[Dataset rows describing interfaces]
= = = = =

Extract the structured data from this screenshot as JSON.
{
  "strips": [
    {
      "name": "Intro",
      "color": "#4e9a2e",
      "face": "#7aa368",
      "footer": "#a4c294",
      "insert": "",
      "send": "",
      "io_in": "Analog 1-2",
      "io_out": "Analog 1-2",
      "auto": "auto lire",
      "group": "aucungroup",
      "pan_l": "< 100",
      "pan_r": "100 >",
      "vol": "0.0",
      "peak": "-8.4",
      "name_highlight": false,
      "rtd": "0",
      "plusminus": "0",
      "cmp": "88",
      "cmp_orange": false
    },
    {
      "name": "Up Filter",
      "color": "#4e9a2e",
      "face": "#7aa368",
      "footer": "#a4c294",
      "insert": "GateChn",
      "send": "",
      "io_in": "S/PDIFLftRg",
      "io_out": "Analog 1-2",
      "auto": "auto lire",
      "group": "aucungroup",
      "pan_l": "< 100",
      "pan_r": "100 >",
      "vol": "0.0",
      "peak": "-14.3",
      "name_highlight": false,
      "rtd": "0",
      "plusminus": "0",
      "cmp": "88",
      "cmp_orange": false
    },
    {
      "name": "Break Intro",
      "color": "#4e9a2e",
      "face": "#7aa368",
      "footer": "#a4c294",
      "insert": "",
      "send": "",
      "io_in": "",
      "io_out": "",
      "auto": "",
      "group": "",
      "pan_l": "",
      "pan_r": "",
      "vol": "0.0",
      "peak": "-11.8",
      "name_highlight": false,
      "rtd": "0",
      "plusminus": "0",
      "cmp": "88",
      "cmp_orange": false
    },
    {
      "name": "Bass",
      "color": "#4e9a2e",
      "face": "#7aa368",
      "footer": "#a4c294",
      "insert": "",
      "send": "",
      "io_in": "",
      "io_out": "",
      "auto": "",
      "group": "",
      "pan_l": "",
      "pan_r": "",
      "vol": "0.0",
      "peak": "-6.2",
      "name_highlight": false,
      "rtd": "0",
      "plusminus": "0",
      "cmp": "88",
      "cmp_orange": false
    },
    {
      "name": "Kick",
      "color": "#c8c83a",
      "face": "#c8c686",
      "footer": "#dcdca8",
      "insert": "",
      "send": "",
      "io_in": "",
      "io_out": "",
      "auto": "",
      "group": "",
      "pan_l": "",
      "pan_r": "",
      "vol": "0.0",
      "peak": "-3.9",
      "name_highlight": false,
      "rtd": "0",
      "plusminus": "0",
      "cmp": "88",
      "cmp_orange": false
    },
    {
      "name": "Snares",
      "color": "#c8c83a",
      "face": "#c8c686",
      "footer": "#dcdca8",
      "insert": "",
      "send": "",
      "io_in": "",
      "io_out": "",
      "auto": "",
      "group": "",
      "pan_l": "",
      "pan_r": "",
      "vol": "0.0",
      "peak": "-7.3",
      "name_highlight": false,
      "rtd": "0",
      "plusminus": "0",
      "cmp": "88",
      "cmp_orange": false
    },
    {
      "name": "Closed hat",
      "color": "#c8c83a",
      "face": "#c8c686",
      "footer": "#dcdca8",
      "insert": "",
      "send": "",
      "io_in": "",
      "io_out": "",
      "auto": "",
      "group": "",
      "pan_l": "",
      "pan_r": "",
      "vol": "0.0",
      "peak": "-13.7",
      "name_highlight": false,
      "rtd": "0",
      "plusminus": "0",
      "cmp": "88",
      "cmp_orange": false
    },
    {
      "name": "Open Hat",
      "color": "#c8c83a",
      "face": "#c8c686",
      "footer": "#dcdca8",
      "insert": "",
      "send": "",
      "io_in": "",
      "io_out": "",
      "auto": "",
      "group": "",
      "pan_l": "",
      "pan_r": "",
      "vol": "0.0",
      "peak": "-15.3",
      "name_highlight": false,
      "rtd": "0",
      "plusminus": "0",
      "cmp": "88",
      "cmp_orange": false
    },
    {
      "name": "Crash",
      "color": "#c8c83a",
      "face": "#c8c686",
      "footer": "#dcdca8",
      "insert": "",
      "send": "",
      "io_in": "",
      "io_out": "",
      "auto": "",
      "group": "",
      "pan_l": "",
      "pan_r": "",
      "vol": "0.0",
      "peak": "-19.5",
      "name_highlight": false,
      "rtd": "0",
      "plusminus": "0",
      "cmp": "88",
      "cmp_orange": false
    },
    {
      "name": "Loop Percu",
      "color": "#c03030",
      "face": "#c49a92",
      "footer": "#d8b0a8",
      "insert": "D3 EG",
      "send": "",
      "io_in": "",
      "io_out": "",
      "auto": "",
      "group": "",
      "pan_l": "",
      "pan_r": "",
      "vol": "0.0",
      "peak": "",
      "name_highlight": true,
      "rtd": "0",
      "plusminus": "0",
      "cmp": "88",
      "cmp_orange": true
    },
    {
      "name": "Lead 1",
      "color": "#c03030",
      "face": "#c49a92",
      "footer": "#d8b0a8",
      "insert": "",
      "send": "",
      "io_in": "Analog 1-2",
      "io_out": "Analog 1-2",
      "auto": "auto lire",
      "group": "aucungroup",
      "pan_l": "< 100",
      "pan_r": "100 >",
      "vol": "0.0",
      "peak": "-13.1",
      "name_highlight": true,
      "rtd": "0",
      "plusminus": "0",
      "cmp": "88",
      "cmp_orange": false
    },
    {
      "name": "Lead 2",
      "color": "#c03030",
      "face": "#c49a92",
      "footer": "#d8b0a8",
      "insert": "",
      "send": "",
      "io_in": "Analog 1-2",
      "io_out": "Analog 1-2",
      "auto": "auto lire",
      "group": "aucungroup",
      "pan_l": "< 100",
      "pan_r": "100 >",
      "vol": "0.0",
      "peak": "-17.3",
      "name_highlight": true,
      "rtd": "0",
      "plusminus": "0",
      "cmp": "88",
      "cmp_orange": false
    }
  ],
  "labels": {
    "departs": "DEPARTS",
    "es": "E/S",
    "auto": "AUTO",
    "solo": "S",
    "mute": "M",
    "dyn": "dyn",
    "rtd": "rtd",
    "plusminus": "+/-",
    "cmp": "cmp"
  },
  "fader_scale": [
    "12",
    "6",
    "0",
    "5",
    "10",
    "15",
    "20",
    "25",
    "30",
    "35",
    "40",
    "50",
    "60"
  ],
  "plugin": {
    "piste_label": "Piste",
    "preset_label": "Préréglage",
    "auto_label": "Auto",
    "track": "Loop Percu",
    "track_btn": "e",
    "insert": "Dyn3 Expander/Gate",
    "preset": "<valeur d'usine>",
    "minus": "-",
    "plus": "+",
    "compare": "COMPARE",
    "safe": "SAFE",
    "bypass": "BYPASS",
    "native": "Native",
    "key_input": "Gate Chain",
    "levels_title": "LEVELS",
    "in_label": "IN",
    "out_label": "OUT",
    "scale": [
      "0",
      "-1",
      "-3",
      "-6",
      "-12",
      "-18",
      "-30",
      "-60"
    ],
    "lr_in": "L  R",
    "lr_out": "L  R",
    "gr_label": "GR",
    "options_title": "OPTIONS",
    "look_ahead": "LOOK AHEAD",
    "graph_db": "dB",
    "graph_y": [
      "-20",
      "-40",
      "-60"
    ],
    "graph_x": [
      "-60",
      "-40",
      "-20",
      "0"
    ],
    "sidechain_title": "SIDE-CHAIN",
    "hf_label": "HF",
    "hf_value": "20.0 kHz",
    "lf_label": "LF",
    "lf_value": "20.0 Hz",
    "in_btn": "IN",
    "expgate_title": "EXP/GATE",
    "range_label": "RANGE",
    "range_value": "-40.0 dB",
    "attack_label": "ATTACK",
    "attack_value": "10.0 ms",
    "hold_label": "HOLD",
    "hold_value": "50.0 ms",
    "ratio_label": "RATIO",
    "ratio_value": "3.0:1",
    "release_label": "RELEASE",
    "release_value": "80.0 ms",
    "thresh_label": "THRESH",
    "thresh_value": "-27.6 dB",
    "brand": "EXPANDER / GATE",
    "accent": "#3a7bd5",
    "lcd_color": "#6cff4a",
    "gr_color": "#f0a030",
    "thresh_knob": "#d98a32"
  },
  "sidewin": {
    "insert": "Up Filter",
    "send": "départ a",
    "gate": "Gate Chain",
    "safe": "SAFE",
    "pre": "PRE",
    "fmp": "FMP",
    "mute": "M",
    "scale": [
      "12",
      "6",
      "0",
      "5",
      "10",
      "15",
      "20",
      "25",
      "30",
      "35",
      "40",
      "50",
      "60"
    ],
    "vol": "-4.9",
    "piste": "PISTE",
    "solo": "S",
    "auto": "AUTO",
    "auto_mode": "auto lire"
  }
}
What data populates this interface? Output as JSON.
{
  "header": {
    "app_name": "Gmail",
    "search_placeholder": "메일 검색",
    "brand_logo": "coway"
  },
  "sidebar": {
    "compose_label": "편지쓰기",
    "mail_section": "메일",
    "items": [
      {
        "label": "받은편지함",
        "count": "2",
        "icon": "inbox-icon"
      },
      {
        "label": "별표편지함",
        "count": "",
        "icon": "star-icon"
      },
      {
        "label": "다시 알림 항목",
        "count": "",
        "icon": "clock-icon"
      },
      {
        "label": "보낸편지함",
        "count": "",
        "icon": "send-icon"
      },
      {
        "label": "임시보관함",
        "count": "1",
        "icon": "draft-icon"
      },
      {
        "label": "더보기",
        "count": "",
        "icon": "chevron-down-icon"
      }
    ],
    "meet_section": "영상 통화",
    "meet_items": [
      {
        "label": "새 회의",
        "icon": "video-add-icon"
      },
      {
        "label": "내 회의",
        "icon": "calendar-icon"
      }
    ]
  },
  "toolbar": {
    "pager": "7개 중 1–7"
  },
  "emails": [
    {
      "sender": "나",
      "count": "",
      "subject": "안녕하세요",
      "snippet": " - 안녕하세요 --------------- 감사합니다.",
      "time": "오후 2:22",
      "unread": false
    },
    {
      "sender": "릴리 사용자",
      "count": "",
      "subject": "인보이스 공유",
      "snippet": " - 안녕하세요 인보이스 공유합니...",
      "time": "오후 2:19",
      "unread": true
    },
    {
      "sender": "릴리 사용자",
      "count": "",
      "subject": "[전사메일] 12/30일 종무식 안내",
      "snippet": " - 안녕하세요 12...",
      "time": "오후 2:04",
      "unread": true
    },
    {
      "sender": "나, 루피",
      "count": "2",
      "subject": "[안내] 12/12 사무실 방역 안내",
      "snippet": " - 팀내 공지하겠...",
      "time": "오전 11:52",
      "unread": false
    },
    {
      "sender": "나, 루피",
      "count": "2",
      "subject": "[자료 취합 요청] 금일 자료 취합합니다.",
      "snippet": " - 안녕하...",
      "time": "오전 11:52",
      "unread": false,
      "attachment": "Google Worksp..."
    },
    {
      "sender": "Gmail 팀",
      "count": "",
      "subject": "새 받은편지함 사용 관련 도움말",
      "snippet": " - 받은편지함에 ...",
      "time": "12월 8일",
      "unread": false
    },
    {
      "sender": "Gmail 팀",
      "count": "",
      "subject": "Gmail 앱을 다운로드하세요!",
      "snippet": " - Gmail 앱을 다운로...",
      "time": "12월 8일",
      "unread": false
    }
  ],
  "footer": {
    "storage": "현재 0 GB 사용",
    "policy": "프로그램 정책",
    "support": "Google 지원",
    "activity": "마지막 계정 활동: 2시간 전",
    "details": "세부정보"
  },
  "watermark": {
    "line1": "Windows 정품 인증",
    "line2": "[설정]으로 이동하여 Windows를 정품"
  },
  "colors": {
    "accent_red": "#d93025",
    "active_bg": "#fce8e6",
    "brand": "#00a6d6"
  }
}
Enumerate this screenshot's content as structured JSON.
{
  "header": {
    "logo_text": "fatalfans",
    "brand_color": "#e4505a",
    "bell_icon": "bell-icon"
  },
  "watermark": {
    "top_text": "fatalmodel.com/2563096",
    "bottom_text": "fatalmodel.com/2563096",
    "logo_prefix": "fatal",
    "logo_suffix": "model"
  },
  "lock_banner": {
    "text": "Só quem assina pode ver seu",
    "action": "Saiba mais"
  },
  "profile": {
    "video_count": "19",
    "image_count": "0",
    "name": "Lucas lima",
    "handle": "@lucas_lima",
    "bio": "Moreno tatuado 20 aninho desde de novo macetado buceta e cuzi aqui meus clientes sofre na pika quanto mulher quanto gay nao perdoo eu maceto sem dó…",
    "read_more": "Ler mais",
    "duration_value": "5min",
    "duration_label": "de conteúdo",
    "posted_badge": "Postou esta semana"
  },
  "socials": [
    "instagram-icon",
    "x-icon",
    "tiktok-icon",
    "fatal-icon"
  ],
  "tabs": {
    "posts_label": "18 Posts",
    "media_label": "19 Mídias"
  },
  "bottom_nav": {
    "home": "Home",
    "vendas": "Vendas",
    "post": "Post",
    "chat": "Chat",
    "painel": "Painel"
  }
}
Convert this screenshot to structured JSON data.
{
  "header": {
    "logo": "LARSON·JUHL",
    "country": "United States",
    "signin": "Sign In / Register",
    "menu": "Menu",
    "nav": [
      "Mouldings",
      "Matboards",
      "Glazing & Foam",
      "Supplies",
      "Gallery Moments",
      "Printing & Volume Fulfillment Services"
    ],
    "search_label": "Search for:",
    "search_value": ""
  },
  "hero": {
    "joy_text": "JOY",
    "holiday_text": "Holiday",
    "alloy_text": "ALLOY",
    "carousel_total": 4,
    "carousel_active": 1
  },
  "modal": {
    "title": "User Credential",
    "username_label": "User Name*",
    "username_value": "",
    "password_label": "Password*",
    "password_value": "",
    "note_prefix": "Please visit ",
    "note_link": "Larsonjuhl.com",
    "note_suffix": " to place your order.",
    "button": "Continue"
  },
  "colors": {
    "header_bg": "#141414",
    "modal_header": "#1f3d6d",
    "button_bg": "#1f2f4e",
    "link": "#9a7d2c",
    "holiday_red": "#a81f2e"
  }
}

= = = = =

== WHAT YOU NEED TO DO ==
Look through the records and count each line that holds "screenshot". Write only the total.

== OUTPUT FOR THIS TASK ==
3